Thank you. Now it is my pleasure to introduce Dick Weil, Chief Executive Officer of Janus Capital Group. Mr. Weil, you may begin your conference.Richard Mac Coy Weil Thank you, operator. Good morning, everyone. Welcome to the Second Quarter 2012 Earnings Presentation for Janus Capital Group. In the second quarter of 2012, we delivered an earnings per share of $0.13 compared to $0.12 in the quarter. Assets under management were $152.4 billion, down 7.1% versus March. Total company long-term net flows were $3.9 billion out in the second quarter compared to $2.5 billion out in the first. And we maintained an operating margin of 25.3% compared to the 25.9% in the first quarter. Let me just take a moment to tell you what I think the story of the quarter is, and then I'll turn it over to Bruce Koepfgen for some more information from him. And then, of course, as we always do, we'll take your questions. For the story on the quarter. Our highest priority here remains investment performance for our clients. We've seen some significant improvement, particularly in our U.S. growth franchise at Janus.
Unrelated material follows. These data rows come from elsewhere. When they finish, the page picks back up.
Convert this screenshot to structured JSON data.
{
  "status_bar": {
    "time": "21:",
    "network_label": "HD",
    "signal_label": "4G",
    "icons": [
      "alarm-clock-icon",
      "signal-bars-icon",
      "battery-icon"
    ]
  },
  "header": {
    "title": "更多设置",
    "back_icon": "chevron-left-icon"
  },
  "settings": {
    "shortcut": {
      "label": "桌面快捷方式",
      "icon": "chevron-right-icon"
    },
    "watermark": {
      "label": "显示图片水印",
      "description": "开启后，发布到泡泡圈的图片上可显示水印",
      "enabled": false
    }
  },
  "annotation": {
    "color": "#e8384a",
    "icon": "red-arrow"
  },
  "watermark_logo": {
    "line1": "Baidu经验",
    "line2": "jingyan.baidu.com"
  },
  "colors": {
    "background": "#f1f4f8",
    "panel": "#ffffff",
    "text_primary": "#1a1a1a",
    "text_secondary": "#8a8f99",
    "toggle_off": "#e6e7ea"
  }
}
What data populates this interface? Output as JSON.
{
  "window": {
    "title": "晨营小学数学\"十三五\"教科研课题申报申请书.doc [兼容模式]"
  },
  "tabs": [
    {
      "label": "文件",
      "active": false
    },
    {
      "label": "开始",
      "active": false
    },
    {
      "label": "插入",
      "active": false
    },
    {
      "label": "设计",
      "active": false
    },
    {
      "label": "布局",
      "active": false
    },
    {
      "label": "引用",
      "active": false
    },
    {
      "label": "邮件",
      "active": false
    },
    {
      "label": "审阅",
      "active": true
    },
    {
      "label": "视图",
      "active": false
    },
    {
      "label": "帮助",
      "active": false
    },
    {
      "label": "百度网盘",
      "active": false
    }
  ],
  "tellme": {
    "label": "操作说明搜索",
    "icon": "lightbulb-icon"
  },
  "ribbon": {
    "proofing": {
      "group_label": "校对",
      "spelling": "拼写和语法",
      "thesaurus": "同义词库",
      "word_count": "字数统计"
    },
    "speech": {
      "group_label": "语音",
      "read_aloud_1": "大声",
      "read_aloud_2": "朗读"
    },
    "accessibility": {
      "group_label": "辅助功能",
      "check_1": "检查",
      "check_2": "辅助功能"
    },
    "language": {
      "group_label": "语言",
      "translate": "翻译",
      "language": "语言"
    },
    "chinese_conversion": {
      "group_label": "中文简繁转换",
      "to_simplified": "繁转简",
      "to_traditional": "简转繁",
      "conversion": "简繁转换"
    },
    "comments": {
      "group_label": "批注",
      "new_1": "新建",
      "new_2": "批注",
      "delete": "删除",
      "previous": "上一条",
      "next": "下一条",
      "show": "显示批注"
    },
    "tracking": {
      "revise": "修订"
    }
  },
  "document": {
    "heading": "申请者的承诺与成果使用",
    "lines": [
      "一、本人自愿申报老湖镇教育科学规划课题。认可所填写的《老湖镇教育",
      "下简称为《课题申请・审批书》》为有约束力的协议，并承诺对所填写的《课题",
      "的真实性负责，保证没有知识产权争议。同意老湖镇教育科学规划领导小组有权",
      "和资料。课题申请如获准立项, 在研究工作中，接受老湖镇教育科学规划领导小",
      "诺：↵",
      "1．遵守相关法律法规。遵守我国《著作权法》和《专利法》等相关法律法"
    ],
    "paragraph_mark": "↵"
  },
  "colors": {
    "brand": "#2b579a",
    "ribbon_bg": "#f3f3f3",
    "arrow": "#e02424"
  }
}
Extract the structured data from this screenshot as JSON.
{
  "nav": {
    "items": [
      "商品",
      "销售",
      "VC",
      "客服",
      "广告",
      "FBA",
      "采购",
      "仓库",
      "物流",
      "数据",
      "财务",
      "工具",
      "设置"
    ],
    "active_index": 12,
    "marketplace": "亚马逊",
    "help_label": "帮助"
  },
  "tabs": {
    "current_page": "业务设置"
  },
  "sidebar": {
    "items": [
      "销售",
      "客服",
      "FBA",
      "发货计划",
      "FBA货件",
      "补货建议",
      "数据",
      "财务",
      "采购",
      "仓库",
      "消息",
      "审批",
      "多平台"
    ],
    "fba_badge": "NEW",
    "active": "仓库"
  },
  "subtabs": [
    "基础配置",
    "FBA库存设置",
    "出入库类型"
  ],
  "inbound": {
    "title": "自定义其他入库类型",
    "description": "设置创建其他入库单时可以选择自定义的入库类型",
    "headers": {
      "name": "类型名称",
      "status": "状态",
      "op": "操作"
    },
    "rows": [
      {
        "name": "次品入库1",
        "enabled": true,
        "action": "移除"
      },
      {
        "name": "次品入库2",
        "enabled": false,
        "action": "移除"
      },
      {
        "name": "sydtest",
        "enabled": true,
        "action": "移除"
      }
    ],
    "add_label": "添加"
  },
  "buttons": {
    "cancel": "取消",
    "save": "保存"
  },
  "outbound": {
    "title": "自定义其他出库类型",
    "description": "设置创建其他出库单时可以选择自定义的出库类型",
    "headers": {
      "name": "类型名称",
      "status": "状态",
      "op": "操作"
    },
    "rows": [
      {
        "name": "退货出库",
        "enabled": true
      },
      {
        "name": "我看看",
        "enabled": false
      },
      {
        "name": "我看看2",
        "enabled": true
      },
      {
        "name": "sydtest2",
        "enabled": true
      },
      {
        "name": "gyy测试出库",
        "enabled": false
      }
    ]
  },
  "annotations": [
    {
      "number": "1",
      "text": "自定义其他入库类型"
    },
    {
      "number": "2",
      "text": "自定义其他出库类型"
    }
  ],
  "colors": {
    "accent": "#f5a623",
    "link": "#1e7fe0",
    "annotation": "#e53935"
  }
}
But clearly, we have a lot more work to do, and that remains priority 1. We are disappointed with the flows in the second quarter, but we understand them to be in the context of a very challenging external environment for equities in general for actively managed equities in particular. With correlations returning to pretty high levels in the second quarter driven by macro risk-on, risk-off trading. This is a tough environment for active management, and it has been for a couple of years in this dimension. With extreme market volatility and a longer-term not such great results and equity markets more broadly, a lot of investors are scared and they're either doing nothing or pulling back from equities. As a result, active equity flows in the first half of 2012 has suffered about a $37 billion withdrawal, so we continue to face a challenging environment.
In the face of that, we're moving forward with our diversification strategy, with our planned organic diversification strategy, which, over time, will leave us much less exposed to the ebbs and flows in any single asset class. Toward that end, we continue to balance -- maintaining business discipline and margins with investment in our team and in our strategic priorities. We've added significant new talent in fixed income, in international, in U.S. institutional and in innovative new product areas. But at the same time, the strategy of organic diversification takes more time than we would like. We're on the right path and we are making progress, but these efforts are too new and, at this point, too small to drive dramatic changes in the flows and the results.Our balance business discipline maintained through this process has allowed us to control and reduce operating expenses $8 million compared to the last quarter. We've maintained a 25%-plus operating margin, and we've delivered in this quarter $71 million of cash flow from operations. Today, what we're seeing from our clients, from advisors, from institutions both in the U.S. and non-U.S. is they are risk-averse. There's strong demand for fixed income and there is -- that creates a very positive trend for our fixed income business. However, we're also challenged by the fact that many clients, particularly institutional clients, are shifting away from actively managed U.S. equities. This creates particular challenges for our INTECH subsidiary. Read the rest of this transcript for free on seekingalpha.com